**EXERCISE DESCRIPTION**
Every record below, from the first line to the last, is to be set down again exactly.

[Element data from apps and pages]
****************************************
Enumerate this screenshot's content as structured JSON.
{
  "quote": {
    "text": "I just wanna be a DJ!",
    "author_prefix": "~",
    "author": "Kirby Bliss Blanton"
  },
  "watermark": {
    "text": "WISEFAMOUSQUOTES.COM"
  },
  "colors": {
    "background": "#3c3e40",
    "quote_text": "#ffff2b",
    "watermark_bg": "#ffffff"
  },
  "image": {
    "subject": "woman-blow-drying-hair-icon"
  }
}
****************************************
**SOLUTION TO THIS TASK**
Enumerate this screenshot's content as structured JSON.
{
  "quote": {
    "text": "I just wanna be a DJ!",
    "author_prefix": "~",
    "author": "Kirby Bliss Blanton"
  },
  "watermark": {
    "text": "WISEFAMOUSQUOTES.COM"
  },
  "colors": {
    "background": "#3c3e40",
    "quote_text": "#ffff2b",
    "watermark_bg": "#ffffff"
  },
  "image": {
    "subject": "woman-blow-drying-hair-icon"
  }
}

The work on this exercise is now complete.